Pecking order in the LMGTE Am class shaped up early on Saturday evening with little change thereafter. Dempsey-Proton Racing’s #77 and #88 Porsche 911 RSRs swooped into the top spot in the early laps. The #88 soon dropped back, however, after a collision with the #64 Chevrolet Corvette C7.R fielded by Corvette Racing, leaving the #77 alone up ahead. At 20:00, Team Project 1’s #56 Porsche 911 RSR driven by Jörg Bergmeister and Keating Motorsports #85 driven by Jeroen Bleekemolen were hot on each other’s heels, with the #90 Aston Martin Vantage driven by Euan Hankey for TF Sport coming up behind.
Mid-morning saw the Keating Motorsports #85 widen the gap and storm ahead, gaining a lap over the #56, Team Project 1’s Porsche 911 RSR. The advantage was short-lived, though, when the Ford GT was smacked with a penalty for a wheelspin in the pits. But the victory on the horizon had Ford’s name on it. The win heralds the US manufacturer’s first LMGTE Am title and the second for its GT model at Le Mans, after claiming first place in the LMGTE Pro class in 2016.

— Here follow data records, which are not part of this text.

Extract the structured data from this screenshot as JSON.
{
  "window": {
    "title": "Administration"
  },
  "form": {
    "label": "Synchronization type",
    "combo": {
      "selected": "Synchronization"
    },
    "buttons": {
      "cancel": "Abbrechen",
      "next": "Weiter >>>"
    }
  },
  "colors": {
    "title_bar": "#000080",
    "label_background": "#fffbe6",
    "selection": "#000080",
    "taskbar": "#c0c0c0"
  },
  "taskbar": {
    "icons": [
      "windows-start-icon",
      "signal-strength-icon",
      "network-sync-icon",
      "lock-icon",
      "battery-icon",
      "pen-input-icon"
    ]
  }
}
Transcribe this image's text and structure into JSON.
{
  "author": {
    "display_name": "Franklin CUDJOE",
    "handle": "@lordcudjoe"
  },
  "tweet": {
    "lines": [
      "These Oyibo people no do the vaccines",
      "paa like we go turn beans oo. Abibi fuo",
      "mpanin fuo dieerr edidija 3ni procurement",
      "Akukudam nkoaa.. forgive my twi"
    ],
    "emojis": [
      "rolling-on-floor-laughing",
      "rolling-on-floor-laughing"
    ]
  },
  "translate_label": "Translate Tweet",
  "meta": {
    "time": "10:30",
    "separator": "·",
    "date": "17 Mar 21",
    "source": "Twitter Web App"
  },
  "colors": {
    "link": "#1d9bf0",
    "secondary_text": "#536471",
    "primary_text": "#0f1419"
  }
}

1 – #85 Ford GT – Keating Motorsports – Jeroen Bleekemolen / Ben Keating / Felipe Fraga
2 – #56 Porsche 911 RSR – Team Project 1 – Jörg Bergmeister / Patrick Lindsey / Egidio Perfetti
3 – #84 Ferrari 488 GTE – JMW Motorsport – Jeffrey Segal / Rodrigo Baptista / Wei Lu
The top step on the LMGTE Am class podium is now claimed by Team Project 1’s #56 Porsche.
The results of the 87th running of the 24 Hours of Le Mans remain provisional.